Data records for software interfaces
-.-.-

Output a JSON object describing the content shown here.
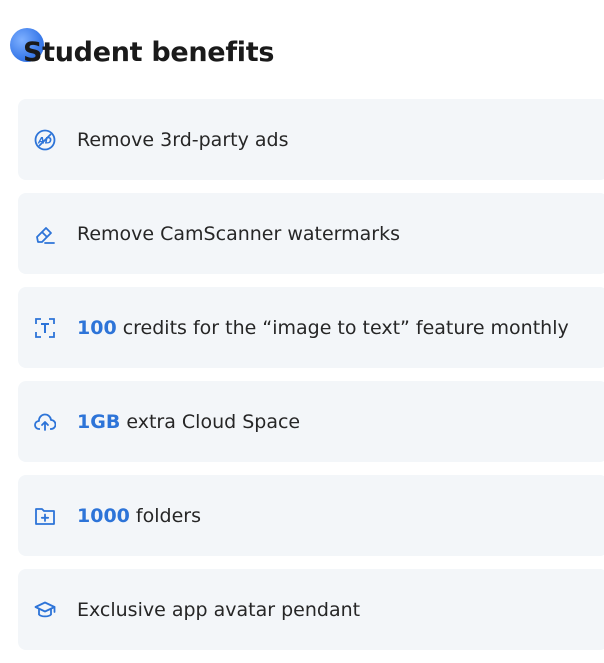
{
  "header": {
    "title": "Student benefits"
  },
  "benefits": [
    {
      "icon": "no-ads-icon",
      "highlight": "",
      "text": "Remove 3rd-party ads"
    },
    {
      "icon": "eraser-icon",
      "highlight": "",
      "text": "Remove CamScanner watermarks"
    },
    {
      "icon": "image-to-text-icon",
      "highlight": "100",
      "text": " credits for the “image to text” feature monthly"
    },
    {
      "icon": "cloud-upload-icon",
      "highlight": "1GB",
      "text": " extra Cloud Space"
    },
    {
      "icon": "folder-add-icon",
      "highlight": "1000",
      "text": " folders"
    },
    {
      "icon": "graduation-cap-icon",
      "highlight": "",
      "text": "Exclusive app avatar pendant"
    }
  ],
  "colors": {
    "accent": "#2d74d8",
    "card_bg": "#f3f6f9",
    "text": "#262626"
  }
}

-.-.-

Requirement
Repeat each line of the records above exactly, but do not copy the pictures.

Task output
Output a JSON object describing the content shown here.
{
  "header": {
    "title": "Student benefits"
  },
  "benefits": [
    {
      "icon": "no-ads-icon",
      "highlight": "",
      "text": "Remove 3rd-party ads"
    },
    {
      "icon": "eraser-icon",
      "highlight": "",
      "text": "Remove CamScanner watermarks"
    },
    {
      "icon": "image-to-text-icon",
      "highlight": "100",
      "text": " credits for the “image to text” feature monthly"
    },
    {
      "icon": "cloud-upload-icon",
      "highlight": "1GB",
      "text": " extra Cloud Space"
    },
    {
      "icon": "folder-add-icon",
      "highlight": "1000",
      "text": " folders"
    },
    {
      "icon": "graduation-cap-icon",
      "highlight": "",
      "text": "Exclusive app avatar pendant"
    }
  ],
  "colors": {
    "accent": "#2d74d8",
    "card_bg": "#f3f6f9",
    "text": "#262626"
  }
}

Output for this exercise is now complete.